“We joked about it,” said Jackson, a graduate psychology student at Roosevelt University. “Like, ‘Wouldn’t it be funny if we had swine flu?’ ”

Shocked as they were, the couple decided to move forward with their plan after doctors assured them they wouldn’t put their guests at serious risk.

“We were determined to make the most of a bad situation,” said Fierstien, who suspects he contracted the flu while traveling to Chicago from Boston, where he has been studying to become a rabbi.

Some slight, last-minute changes were required.

The professional hairstylist and makeup artist Jackson had hired refused to touch her. So at the last minute she recruited a friend to help.

At the instruction of doctors, the bride and groom stayed 10 feet away from all guests at all times.

Instead of walking down the aisle, Jackson and Fierstien walked around the guests.

They couldn’t dance.

And throughout the ceremony they wore surgical masks and latex gloves. So did some of the guests.

“It was definitely a little different than the weddings you’re used to,” said Ilana Branda, 27, a longtime friend of the bride, who was brave enough to ignore the 10-feet rule to wish the couple congratulations.

The party favors, she said, were hand sanitizers.
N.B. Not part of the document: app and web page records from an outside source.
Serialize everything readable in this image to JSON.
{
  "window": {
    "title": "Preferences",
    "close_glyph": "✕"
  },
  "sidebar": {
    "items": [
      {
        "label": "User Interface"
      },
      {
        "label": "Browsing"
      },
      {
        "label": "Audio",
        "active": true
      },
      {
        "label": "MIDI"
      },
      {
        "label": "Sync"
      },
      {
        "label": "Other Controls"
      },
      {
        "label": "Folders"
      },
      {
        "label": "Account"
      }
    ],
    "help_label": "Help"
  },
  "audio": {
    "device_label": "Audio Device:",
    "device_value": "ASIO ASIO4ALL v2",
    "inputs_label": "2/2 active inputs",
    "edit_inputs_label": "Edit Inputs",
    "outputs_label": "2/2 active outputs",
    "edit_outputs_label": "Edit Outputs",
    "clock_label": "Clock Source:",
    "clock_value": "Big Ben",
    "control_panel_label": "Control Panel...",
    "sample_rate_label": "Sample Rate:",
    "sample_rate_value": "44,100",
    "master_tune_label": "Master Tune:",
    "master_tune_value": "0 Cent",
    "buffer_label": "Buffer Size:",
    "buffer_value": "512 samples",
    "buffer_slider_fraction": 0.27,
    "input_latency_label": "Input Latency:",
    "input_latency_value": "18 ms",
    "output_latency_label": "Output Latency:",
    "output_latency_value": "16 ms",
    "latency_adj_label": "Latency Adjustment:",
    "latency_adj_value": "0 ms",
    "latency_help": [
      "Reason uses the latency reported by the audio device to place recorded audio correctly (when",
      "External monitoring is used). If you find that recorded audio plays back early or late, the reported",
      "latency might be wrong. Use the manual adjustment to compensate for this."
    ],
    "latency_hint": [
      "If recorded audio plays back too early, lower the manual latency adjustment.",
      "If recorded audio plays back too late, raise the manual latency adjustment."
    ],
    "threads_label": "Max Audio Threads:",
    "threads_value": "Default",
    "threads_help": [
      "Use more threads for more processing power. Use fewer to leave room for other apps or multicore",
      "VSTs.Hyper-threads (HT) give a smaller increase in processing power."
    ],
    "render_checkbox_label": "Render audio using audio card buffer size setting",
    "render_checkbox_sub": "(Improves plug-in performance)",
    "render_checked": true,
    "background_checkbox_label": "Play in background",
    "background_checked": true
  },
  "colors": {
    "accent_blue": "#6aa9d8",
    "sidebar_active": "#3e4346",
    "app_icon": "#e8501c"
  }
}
Nearly five days later, as they continue to recover in their Lakeview apartment, the couple can’t help but marvel at how the wedding unfolded.

The guests told them to give it a few years and they’d laugh about it, Jackson said.

“I’m, like, give me a few weeks,” she said. “Was it unfortunate? Yes. Disappointing? Yes. But we’ve had a really good attitude about it.”

{Chicago Tribune/ Newscenter}


  1. Avi, have you never seen women standing in the back in order to watch the chupah?

    I think this couple is off to a healthy and positive beginning.

  2. I think they should have pushed off the wedding a week or so, until they would feel better,This was totally rediculous and sickening for what they did.

  3. one nut job too many. i guess some people just went a little too far making one big joke out of their wedding, which although it’s a happy day it’s also a very serious day. but at the end of the day i give them credit for something i would never do. I give them my blessings that they should “KEEP ON SMILING” and always have lots of shalom bayis. they should merit a bayis neeman byisroel and raise a beautiful jewish family. Amen